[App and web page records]
══════
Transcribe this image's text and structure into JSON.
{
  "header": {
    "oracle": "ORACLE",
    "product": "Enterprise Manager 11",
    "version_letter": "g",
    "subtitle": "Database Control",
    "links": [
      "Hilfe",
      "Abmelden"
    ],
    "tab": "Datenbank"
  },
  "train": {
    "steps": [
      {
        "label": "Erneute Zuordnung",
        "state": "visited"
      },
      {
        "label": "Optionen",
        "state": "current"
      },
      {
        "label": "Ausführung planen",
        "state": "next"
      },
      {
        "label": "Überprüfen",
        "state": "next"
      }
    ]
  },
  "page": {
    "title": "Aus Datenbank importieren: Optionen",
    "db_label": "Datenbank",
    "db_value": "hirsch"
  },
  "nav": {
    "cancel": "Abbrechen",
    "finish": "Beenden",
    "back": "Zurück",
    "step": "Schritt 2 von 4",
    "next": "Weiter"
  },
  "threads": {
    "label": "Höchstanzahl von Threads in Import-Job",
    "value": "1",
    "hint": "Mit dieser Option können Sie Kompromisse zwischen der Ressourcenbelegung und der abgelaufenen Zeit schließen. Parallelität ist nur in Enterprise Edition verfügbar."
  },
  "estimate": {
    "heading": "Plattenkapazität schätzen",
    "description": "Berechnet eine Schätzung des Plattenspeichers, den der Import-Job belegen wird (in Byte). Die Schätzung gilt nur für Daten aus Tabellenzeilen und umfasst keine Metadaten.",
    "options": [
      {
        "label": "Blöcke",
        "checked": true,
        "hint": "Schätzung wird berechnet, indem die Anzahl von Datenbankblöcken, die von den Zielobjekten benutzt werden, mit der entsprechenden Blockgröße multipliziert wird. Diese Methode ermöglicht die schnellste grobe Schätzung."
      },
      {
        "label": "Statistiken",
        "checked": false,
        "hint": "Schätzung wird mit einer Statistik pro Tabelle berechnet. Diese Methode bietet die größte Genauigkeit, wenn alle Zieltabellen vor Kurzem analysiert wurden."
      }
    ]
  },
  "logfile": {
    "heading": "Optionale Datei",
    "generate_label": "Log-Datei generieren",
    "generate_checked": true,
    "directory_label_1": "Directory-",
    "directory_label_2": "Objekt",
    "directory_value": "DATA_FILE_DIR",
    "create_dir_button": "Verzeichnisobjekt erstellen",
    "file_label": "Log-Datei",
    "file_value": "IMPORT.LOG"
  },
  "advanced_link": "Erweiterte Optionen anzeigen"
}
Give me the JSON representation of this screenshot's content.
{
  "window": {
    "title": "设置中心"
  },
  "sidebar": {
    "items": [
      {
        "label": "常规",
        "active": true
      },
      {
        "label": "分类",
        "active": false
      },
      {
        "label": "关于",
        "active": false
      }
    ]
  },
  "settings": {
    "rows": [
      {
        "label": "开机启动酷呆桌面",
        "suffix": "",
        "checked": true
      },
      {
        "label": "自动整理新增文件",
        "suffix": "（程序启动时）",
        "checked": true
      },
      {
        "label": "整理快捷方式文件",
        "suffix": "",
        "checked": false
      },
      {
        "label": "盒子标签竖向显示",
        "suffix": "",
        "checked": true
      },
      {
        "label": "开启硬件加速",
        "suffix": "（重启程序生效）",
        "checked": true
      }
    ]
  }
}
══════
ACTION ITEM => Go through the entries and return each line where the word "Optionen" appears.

RESULT OF THE TASK =>
        "label": "Optionen",
    "title": "Aus Datenbank importieren: Optionen",
  "advanced_link": "Erweiterte Optionen anzeigen"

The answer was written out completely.